THE PROBLEM: Beginning with the line that holds "Parse this screenshot: output" and ending with the last line, please repeat the entries exactly and omit the pictures.

Saved data entries
::::
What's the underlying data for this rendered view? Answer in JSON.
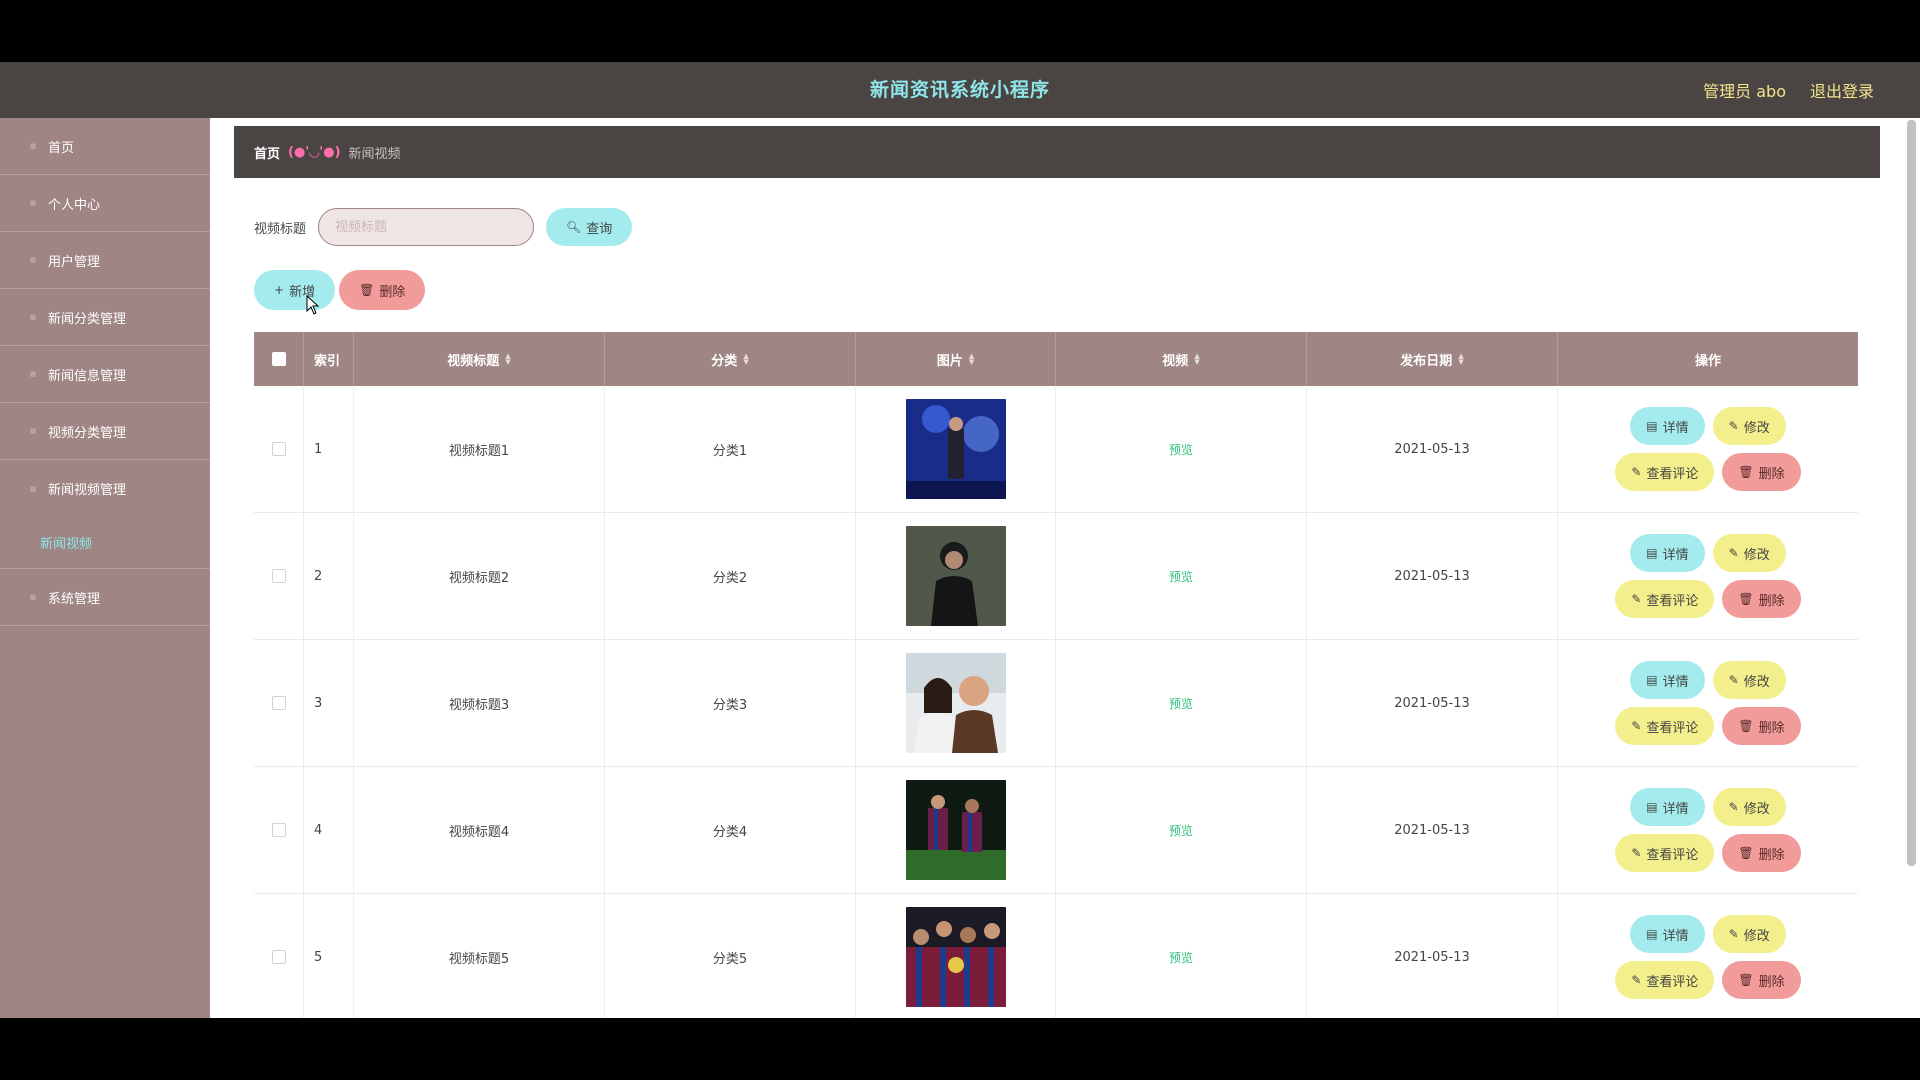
{
  "header": {
    "title": "新闻资讯系统小程序",
    "admin_label": "管理员 abo",
    "logout": "退出登录"
  },
  "sidebar": {
    "items": [
      {
        "label": "首页"
      },
      {
        "label": "个人中心"
      },
      {
        "label": "用户管理"
      },
      {
        "label": "新闻分类管理"
      },
      {
        "label": "新闻信息管理"
      },
      {
        "label": "视频分类管理"
      },
      {
        "label": "新闻视频管理"
      }
    ],
    "sub_item": "新闻视频",
    "last_item": "系统管理"
  },
  "breadcrumb": {
    "home": "首页",
    "separator": "(●'◡'●)",
    "current": "新闻视频"
  },
  "search": {
    "label": "视频标题",
    "placeholder": "视频标题",
    "button": "查询"
  },
  "actions": {
    "add": "新增",
    "delete": "删除"
  },
  "table": {
    "columns": {
      "index": "索引",
      "title": "视频标题",
      "category": "分类",
      "image": "图片",
      "video": "视频",
      "date": "发布日期",
      "ops": "操作"
    },
    "rows": [
      {
        "index": "1",
        "title": "视频标题1",
        "category": "分类1",
        "video": "预览",
        "date": "2021-05-13"
      },
      {
        "index": "2",
        "title": "视频标题2",
        "category": "分类2",
        "video": "预览",
        "date": "2021-05-13"
      },
      {
        "index": "3",
        "title": "视频标题3",
        "category": "分类3",
        "video": "预览",
        "date": "2021-05-13"
      },
      {
        "index": "4",
        "title": "视频标题4",
        "category": "分类4",
        "video": "预览",
        "date": "2021-05-13"
      },
      {
        "index": "5",
        "title": "视频标题5",
        "category": "分类5",
        "video": "预览",
        "date": "2021-05-13"
      }
    ],
    "ops": {
      "detail": "详情",
      "edit": "修改",
      "comments": "查看评论",
      "delete": "删除"
    }
  },
  "colors": {
    "header_bg": "#4a4443",
    "sidebar_bg": "#9f8583",
    "accent_cyan": "#a4ebed",
    "accent_red": "#f19b9a",
    "accent_yellow": "#f3ef8c",
    "title_cyan": "#8ee6ea",
    "preview_green": "#2bbf7a"
  }
}
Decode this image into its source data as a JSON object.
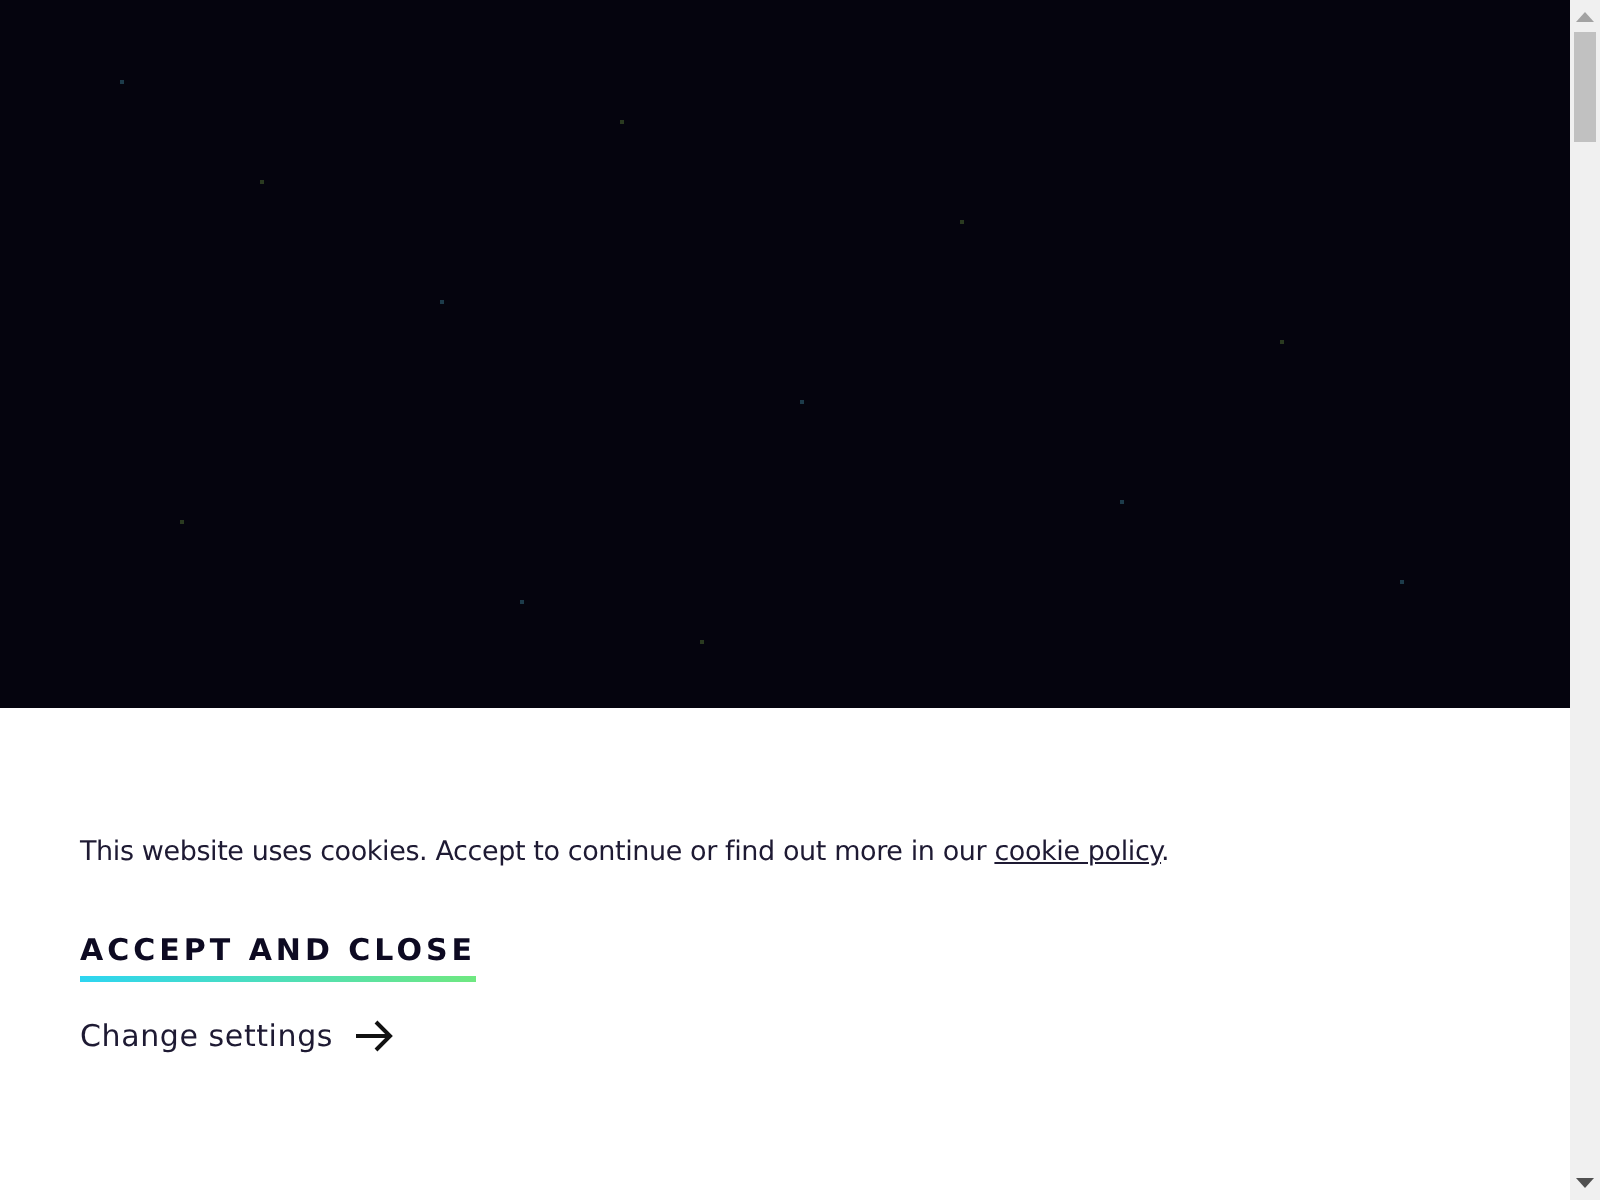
{
  "cookie_banner": {
    "message": "This website uses cookies. Accept to continue or find out more in our ",
    "link": "cookie policy",
    "message_end": ".",
    "accept_button": "ACCEPT AND CLOSE",
    "settings_link": "Change settings"
  }
}
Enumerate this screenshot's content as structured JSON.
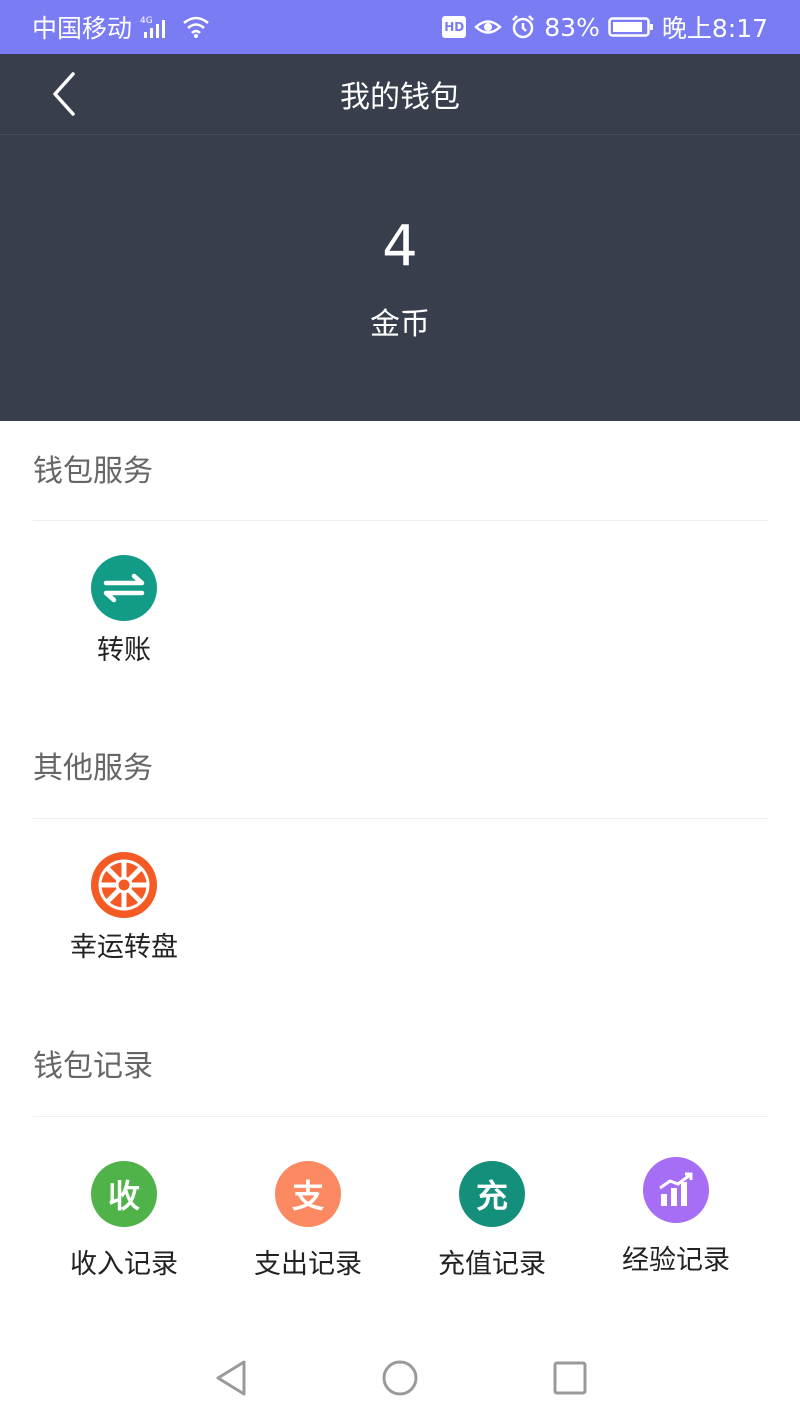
{
  "status_bar": {
    "carrier": "中国移动",
    "network": "4G",
    "hd": "HD",
    "battery": "83%",
    "time": "晚上8:17"
  },
  "app_bar": {
    "title": "我的钱包"
  },
  "balance": {
    "value": "4",
    "unit": "金币"
  },
  "sections": {
    "wallet_service": {
      "title": "钱包服务",
      "items": [
        {
          "label": "转账",
          "icon": "transfer-icon",
          "color": "#129c87"
        }
      ]
    },
    "other_service": {
      "title": "其他服务",
      "items": [
        {
          "label": "幸运转盘",
          "icon": "lucky-wheel-icon",
          "color": "#f35a24"
        }
      ]
    },
    "wallet_records": {
      "title": "钱包记录",
      "items": [
        {
          "label": "收入记录",
          "icon_text": "收",
          "color": "#4fb34a"
        },
        {
          "label": "支出记录",
          "icon_text": "支",
          "color": "#fb8961"
        },
        {
          "label": "充值记录",
          "icon_text": "充",
          "color": "#138f7c"
        },
        {
          "label": "经验记录",
          "icon": "bar-chart-icon",
          "color": "#a66ef5"
        }
      ]
    }
  }
}
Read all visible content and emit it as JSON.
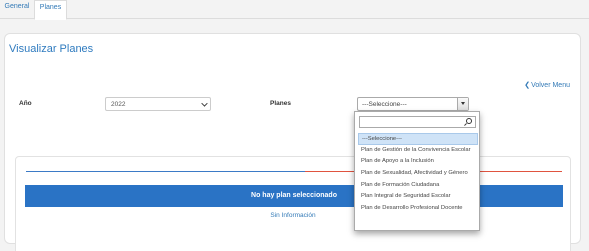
{
  "tabs": [
    {
      "label": "General"
    },
    {
      "label": "Planes"
    }
  ],
  "panel": {
    "title": "Visualizar Planes",
    "back_link": "Volver Menu"
  },
  "form": {
    "anio_label": "Año",
    "anio_value": "2022",
    "planes_label": "Planes",
    "planes_value": "---Seleccione---"
  },
  "dropdown": {
    "search_value": "",
    "options": [
      "---Seleccione---",
      "Plan de Gestión de la Convivencia Escolar",
      "Plan de Apoyo a la Inclusión",
      "Plan de Sexualidad, Afectividad y Género",
      "Plan de Formación Ciudadana",
      "Plan Integral de Seguridad Escolar",
      "Plan de Desarrollo Profesional Docente"
    ],
    "selected_index": 0
  },
  "result": {
    "message": "No hay plan seleccionado",
    "info": "Sin Información"
  },
  "colors": {
    "accent": "#2a73c5",
    "title": "#2f7bbf",
    "link": "#337ab7",
    "line_red": "#e0533f"
  }
}
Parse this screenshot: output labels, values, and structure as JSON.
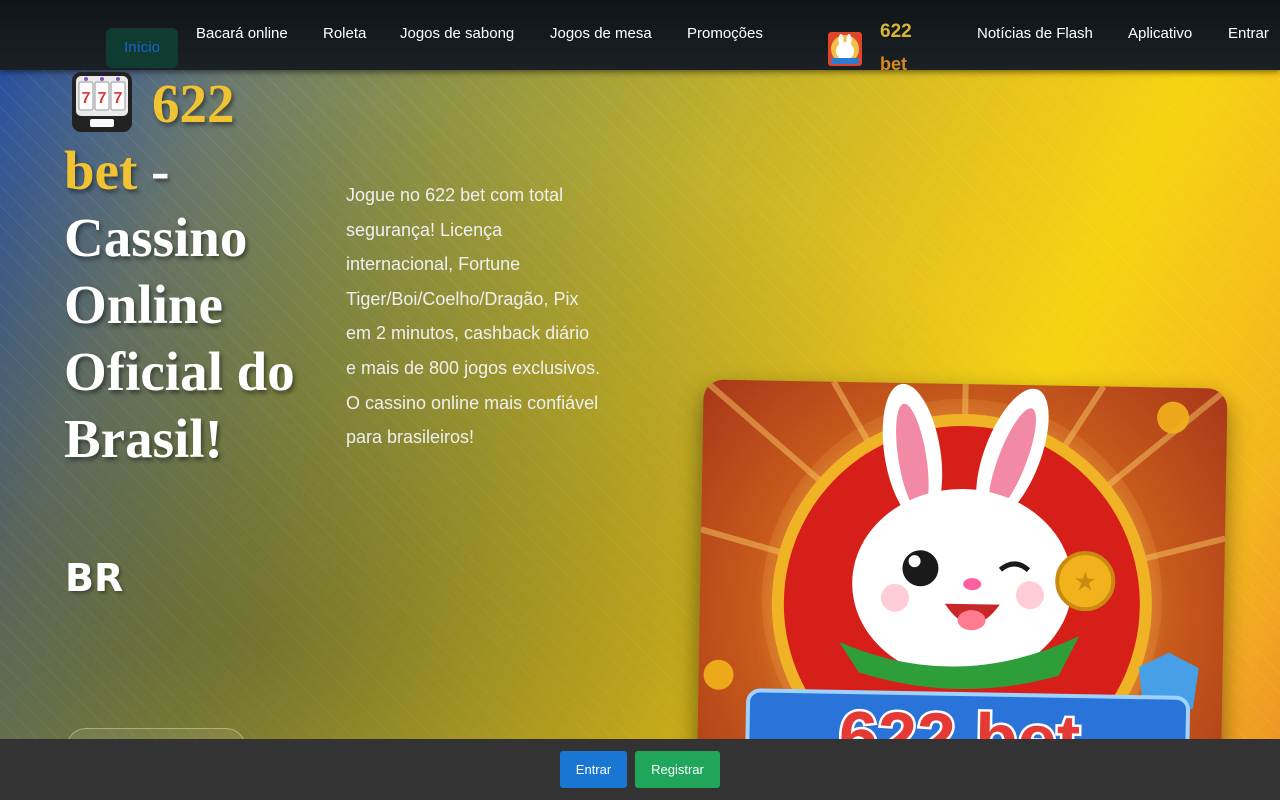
{
  "nav": {
    "items": [
      {
        "label": "Início",
        "active": true
      },
      {
        "label": "Bacará online"
      },
      {
        "label": "Roleta"
      },
      {
        "label": "Jogos de sabong"
      },
      {
        "label": "Jogos de mesa"
      },
      {
        "label": "Promoções"
      },
      {
        "label": "Notícias de Flash"
      },
      {
        "label": "Aplicativo"
      },
      {
        "label": "Entrar"
      }
    ],
    "brand": {
      "number": "622",
      "name": "bet"
    }
  },
  "hero": {
    "title_brand_num": "622",
    "title_brand_bet": "bet",
    "title_rest": " - Cassino Online Oficial do Brasil!",
    "subtitle": "BR",
    "description": "Jogue no 622 bet com total segurança! Licença internacional, Fortune Tiger/Boi/Coelho/Dragão, Pix em 2 minutos, cashback diário e mais de 800 jogos exclusivos. O cassino online mais confiável para brasileiros!"
  },
  "promo": {
    "logo_text": "622 bet"
  },
  "bottom": {
    "login_label": "Entrar",
    "register_label": "Registrar"
  },
  "colors": {
    "nav_bg": "#13191d",
    "accent_gold": "#f1c232",
    "login_blue": "#1976d2",
    "register_green": "#1fa65a"
  }
}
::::
ANSWER BELOW:
Parse this screenshot: output labels, values, and structure as JSON.
{
  "nav": {
    "items": [
      {
        "label": "Início",
        "active": true
      },
      {
        "label": "Bacará online"
      },
      {
        "label": "Roleta"
      },
      {
        "label": "Jogos de sabong"
      },
      {
        "label": "Jogos de mesa"
      },
      {
        "label": "Promoções"
      },
      {
        "label": "Notícias de Flash"
      },
      {
        "label": "Aplicativo"
      },
      {
        "label": "Entrar"
      }
    ],
    "brand": {
      "number": "622",
      "name": "bet"
    }
  },
  "hero": {
    "title_brand_num": "622",
    "title_brand_bet": "bet",
    "title_rest": " - Cassino Online Oficial do Brasil!",
    "subtitle": "BR",
    "description": "Jogue no 622 bet com total segurança! Licença internacional, Fortune Tiger/Boi/Coelho/Dragão, Pix em 2 minutos, cashback diário e mais de 800 jogos exclusivos. O cassino online mais confiável para brasileiros!"
  },
  "promo": {
    "logo_text": "622 bet"
  },
  "bottom": {
    "login_label": "Entrar",
    "register_label": "Registrar"
  },
  "colors": {
    "nav_bg": "#13191d",
    "accent_gold": "#f1c232",
    "login_blue": "#1976d2",
    "register_green": "#1fa65a"
  }
}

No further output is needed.